Flame and Fury
If you were near the Davidson College campus Sunday evening you likely saw tuxedos, black outfits, and some people carrying musical instruments. The tuxedos might have made you think of the high school Prom Season that is in full swing, but the tubas and basses probably made you do a double take.
More than 170 singers representing three different vocal groups and more than 40 professional musicians with Pro Arte Orchestra combined their talents to perform in this year’s annual choral masterworks – the series entitled Flame and Fury!
The Prologue from Italian composer Boito’s Mefistofele was followed by English composer William Walton’s iconic work, Belshazzar’s Feast. The collaborative musical feat was the culmination of an eventful and successful year in the Music Department and an exciting way to close out the school year with a bang.
Davidson graduate Patrick Scully (’12), bass, performed the solo elements of the concert. A Theatre major at Davidson, Scully is in the second year of a Masters of Music at Northwestern University.
Christopher Gilliam, who directed the performance, is the Director of the Davidson College Chorale and the Chorale Arts Society of Davidson. He said that “one of the most important parts of the evening was that the students had the opportunity to experience these major works with a professional orchestra.”
Gilliam also highlighted that students benefitted from the collaborative effort of singing with members of the community – especially those who had performed major works like these.
In an interesting twist, the singers and musicians did not practice together for most of their rehearsals. Members of the Davidson Choral Arts Society have been working on this performance since January. In fact, they have been practicing two hours a week, every week for the past four months.
Jane Cain, Director of Music at Davidson College Presbyterian Church, was one of more than a dozen altos in the Choral Arts Society of Davidson. She said that “it was thrilling to sing with a huge professional orchestra,” and that result was “amazing sound” at Sunday night’s performance.
Gilliam said that Flame and Fury was taxing and laborious for singers, and in fact, he described it as “the most challenging concert that we have every sung – to date.” In the end, “we got out of the way, and let the music speak.”

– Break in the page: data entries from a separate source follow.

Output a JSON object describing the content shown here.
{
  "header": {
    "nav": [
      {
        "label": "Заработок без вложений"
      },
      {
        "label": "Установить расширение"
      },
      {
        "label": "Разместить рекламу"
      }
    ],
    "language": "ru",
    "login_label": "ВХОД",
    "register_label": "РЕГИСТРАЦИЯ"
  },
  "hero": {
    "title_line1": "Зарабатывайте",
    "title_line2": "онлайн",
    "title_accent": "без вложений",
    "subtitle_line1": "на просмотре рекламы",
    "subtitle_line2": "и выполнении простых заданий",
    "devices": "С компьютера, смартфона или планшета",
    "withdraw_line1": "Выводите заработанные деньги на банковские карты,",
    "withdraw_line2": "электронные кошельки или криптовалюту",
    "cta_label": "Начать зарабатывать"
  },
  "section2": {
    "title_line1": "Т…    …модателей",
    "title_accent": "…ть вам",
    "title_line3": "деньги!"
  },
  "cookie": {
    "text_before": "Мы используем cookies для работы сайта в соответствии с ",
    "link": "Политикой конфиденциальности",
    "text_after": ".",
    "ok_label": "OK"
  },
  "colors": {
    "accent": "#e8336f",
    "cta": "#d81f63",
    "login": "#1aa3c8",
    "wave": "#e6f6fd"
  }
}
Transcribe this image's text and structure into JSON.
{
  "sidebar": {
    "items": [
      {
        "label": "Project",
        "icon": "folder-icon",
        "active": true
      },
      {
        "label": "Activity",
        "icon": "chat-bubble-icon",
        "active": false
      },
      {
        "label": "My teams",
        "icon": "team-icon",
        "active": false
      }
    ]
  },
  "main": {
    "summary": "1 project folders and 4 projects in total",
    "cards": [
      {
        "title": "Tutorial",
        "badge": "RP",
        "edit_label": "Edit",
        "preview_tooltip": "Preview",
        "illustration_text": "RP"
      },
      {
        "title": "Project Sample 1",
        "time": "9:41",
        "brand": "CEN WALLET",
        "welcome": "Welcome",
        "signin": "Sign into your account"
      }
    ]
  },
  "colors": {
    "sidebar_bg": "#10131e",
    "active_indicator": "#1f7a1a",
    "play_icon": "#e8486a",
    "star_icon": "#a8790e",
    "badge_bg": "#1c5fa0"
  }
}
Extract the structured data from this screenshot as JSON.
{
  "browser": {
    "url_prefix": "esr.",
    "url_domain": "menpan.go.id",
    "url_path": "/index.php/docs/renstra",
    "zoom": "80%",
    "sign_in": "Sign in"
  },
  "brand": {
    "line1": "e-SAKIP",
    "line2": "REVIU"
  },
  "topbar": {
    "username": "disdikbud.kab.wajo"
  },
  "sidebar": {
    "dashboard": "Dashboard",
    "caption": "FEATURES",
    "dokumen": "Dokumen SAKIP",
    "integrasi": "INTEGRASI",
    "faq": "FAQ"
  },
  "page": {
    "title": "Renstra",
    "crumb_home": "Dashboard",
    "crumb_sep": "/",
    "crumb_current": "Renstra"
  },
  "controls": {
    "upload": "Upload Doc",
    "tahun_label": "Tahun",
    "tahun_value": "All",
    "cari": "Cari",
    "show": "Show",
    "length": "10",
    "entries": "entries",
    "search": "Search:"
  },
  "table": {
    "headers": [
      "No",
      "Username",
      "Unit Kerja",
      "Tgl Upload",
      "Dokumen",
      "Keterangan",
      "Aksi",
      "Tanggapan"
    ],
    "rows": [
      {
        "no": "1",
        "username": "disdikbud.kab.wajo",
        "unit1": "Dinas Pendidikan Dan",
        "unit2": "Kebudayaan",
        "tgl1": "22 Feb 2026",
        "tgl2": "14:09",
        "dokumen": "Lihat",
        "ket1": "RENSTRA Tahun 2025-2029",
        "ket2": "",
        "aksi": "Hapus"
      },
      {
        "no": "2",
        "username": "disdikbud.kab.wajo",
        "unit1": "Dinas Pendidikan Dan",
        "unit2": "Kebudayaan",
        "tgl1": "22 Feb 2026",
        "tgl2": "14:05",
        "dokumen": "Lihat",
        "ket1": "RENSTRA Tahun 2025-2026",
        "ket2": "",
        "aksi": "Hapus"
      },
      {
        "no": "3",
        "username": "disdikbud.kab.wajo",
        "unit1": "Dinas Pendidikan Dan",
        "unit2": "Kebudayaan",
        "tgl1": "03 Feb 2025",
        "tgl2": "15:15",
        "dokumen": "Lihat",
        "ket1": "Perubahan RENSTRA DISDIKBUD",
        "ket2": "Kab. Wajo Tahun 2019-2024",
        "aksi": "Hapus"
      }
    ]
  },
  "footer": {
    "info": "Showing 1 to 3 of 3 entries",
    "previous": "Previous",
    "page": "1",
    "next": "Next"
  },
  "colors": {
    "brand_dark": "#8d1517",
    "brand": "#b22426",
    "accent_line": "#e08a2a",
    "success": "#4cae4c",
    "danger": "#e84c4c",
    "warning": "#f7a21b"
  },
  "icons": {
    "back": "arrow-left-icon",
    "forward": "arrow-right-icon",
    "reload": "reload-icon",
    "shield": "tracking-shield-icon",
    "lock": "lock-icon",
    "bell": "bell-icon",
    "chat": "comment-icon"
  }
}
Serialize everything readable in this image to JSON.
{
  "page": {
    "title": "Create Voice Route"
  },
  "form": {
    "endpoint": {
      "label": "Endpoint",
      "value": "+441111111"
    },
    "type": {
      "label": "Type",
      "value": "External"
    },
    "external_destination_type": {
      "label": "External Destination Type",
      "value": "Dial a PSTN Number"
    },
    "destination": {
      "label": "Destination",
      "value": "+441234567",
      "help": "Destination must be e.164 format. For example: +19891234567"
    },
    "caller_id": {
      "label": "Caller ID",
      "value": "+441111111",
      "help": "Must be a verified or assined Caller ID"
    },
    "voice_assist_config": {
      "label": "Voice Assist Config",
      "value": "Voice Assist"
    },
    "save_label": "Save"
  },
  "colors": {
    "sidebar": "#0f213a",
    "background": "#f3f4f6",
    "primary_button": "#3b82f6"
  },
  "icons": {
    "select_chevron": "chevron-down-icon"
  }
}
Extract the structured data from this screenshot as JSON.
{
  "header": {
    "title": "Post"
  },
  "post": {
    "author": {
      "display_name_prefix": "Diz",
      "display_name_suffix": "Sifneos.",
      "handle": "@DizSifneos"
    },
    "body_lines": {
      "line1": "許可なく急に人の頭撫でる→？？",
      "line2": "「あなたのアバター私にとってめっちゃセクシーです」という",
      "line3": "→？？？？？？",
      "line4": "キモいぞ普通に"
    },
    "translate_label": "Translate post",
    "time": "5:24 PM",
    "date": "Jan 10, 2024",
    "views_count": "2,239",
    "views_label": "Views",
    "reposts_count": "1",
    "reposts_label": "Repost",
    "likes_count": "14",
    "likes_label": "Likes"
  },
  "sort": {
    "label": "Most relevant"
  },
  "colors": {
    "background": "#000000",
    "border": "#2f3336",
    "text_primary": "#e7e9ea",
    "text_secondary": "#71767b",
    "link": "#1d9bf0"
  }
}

Prior to the performance, DavidsonLearns sponsored reception with light refreshments and a lecture by Tara Villa Keith, director of the Davidson College Symphony Orchestra in the C. Shaw Smith 900 room.